The devices should also be fully configured the way you want and the way they would have been in in full operation in your firm, for scanning, cost recovery equipment, lit support application software, etc. For the convenience devices, get stakeholders involved to use the devices and put them to the test. Get pilot test users to record their feed back on usability, ease of use, features, productivity, concurrency, etc. Same for your copy center; let them put all the loaner devices through their paces on normal copy/print/scan as well as more complex lit support jobs.
What are some of the key distinctions you’ll look for? For Copy Center equipment; do the devices require separate print servers to do large blow back printing, which can result in delays? Do the devices scan at the same rated speeds as they copy/print? How about duplexing? How do these devices comparatively produce the nature of the copy/lit support work your center and firm generates? What is its’ footprint? Paper capacity? What is the paper path (how efficient) and how does this relate to paper jams? Is the equipment licensed to operate LAW or IPRO lit support application software? (not all are; if so, for how long?). What are the punching options? How much extra does it cost? What comes standard with the unit? A lot of questions!

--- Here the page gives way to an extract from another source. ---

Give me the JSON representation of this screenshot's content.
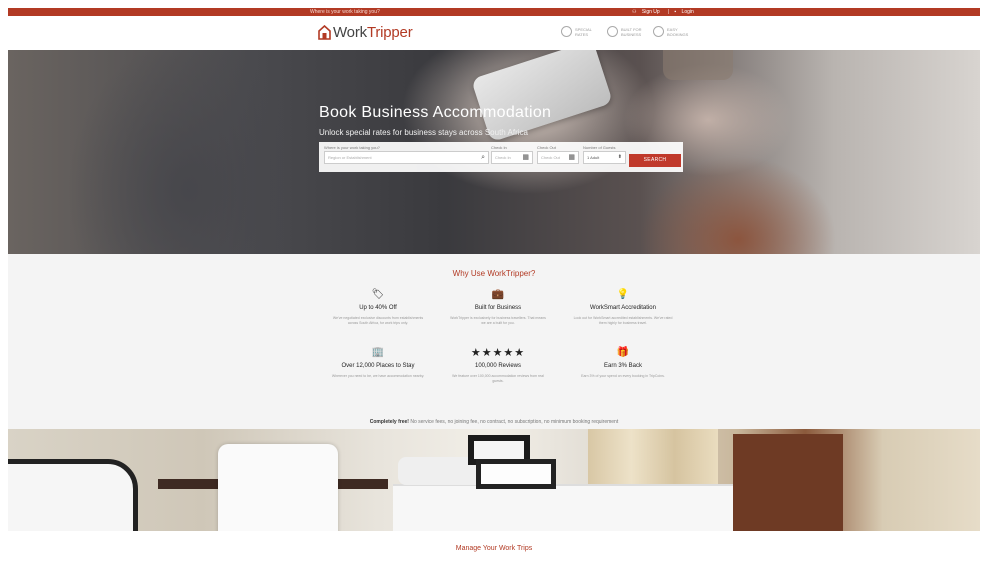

On the convenience side, does it have it’s own embedded decentralized scanning solution that mitigates the need for eCopy/AccuRoute, or if you have either of those solutions, can it run embedded or on external devices? What is the scanning compression rate on documents? Document formats it scans to? Do the black & white devices scan in color? Does it have a place for a keyboard; offer secure print;what is that work flow? Some of the same questions you’ll need to ask on the copy center equipment also apply.
Finally, what is the quality of the customer service response from each vendor in responding to questions, setup issues, bugs and the inevitable performance issues that will crop up? Are they responsive? Informed? Tireless? Regarding third party integrations, do they offload the responsibility on those partners or do they take responsibility for this part as well?
Again, major copier/MFD decisions are not for the faint of heart; they require research, proper sourcing techniques and the buy in and participation of many stakeholders at a firm in order to make an informed decision.
And on top of that, it’s a buyer’s market today with at least four major players now vying for the overall domestic copier market and each providing award-winning equipment, Xerox, Canon, Ricoh and Konica Minolta. There are other second tier vendors like Sharp, Toshiba and others that provide fine equipment as well, though they just don’t have the market share in legal nor offer the same level of integration. In addition, most copier/MFDs now own major Office Support Services outsourcing companies, which they use as a distribution channel for their copier/MFD equipment. Ricoh owns IKON, Canon, OCE Business Solutions and Xerox has always had it’s own outsourcing division.
As always, take whatever time it takes to make an informed decision. And write us with any questions you may have.